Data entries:

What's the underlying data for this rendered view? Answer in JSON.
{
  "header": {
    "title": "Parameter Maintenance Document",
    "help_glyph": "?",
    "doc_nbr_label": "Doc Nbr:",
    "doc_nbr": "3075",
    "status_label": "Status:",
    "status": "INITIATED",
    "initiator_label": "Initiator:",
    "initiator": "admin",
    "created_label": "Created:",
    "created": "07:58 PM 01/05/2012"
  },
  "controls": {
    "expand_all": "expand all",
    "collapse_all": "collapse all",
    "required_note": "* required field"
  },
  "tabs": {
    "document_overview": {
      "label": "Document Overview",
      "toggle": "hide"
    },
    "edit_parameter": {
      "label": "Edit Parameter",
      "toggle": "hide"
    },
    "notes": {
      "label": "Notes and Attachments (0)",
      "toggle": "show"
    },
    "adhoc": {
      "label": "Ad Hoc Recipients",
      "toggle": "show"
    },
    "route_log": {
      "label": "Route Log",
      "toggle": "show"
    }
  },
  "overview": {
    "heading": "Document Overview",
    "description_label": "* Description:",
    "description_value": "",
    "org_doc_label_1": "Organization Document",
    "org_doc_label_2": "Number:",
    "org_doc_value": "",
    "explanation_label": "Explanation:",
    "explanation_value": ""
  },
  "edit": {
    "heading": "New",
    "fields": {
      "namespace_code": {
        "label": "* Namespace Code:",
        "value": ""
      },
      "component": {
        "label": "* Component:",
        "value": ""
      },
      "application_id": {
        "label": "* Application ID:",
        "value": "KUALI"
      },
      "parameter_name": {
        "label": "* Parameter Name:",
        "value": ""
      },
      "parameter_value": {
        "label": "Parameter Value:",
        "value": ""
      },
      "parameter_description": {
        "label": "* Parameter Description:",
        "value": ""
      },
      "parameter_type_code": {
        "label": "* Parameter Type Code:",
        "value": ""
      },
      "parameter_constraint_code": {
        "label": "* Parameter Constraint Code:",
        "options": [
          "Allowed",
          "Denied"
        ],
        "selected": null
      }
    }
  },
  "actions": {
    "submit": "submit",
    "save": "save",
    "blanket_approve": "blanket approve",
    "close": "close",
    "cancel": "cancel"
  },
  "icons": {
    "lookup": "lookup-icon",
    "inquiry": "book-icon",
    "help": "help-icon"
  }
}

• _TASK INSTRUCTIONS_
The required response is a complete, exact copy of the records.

• _ANSWER SPACE_
What's the underlying data for this rendered view? Answer in JSON.
{
  "header": {
    "title": "Parameter Maintenance Document",
    "help_glyph": "?",
    "doc_nbr_label": "Doc Nbr:",
    "doc_nbr": "3075",
    "status_label": "Status:",
    "status": "INITIATED",
    "initiator_label": "Initiator:",
    "initiator": "admin",
    "created_label": "Created:",
    "created": "07:58 PM 01/05/2012"
  },
  "controls": {
    "expand_all": "expand all",
    "collapse_all": "collapse all",
    "required_note": "* required field"
  },
  "tabs": {
    "document_overview": {
      "label": "Document Overview",
      "toggle": "hide"
    },
    "edit_parameter": {
      "label": "Edit Parameter",
      "toggle": "hide"
    },
    "notes": {
      "label": "Notes and Attachments (0)",
      "toggle": "show"
    },
    "adhoc": {
      "label": "Ad Hoc Recipients",
      "toggle": "show"
    },
    "route_log": {
      "label": "Route Log",
      "toggle": "show"
    }
  },
  "overview": {
    "heading": "Document Overview",
    "description_label": "* Description:",
    "description_value": "",
    "org_doc_label_1": "Organization Document",
    "org_doc_label_2": "Number:",
    "org_doc_value": "",
    "explanation_label": "Explanation:",
    "explanation_value": ""
  },
  "edit": {
    "heading": "New",
    "fields": {
      "namespace_code": {
        "label": "* Namespace Code:",
        "value": ""
      },
      "component": {
        "label": "* Component:",
        "value": ""
      },
      "application_id": {
        "label": "* Application ID:",
        "value": "KUALI"
      },
      "parameter_name": {
        "label": "* Parameter Name:",
        "value": ""
      },
      "parameter_value": {
        "label": "Parameter Value:",
        "value": ""
      },
      "parameter_description": {
        "label": "* Parameter Description:",
        "value": ""
      },
      "parameter_type_code": {
        "label": "* Parameter Type Code:",
        "value": ""
      },
      "parameter_constraint_code": {
        "label": "* Parameter Constraint Code:",
        "options": [
          "Allowed",
          "Denied"
        ],
        "selected": null
      }
    }
  },
  "actions": {
    "submit": "submit",
    "save": "save",
    "blanket_approve": "blanket approve",
    "close": "close",
    "cancel": "cancel"
  },
  "icons": {
    "lookup": "lookup-icon",
    "inquiry": "book-icon",
    "help": "help-icon"
  }
}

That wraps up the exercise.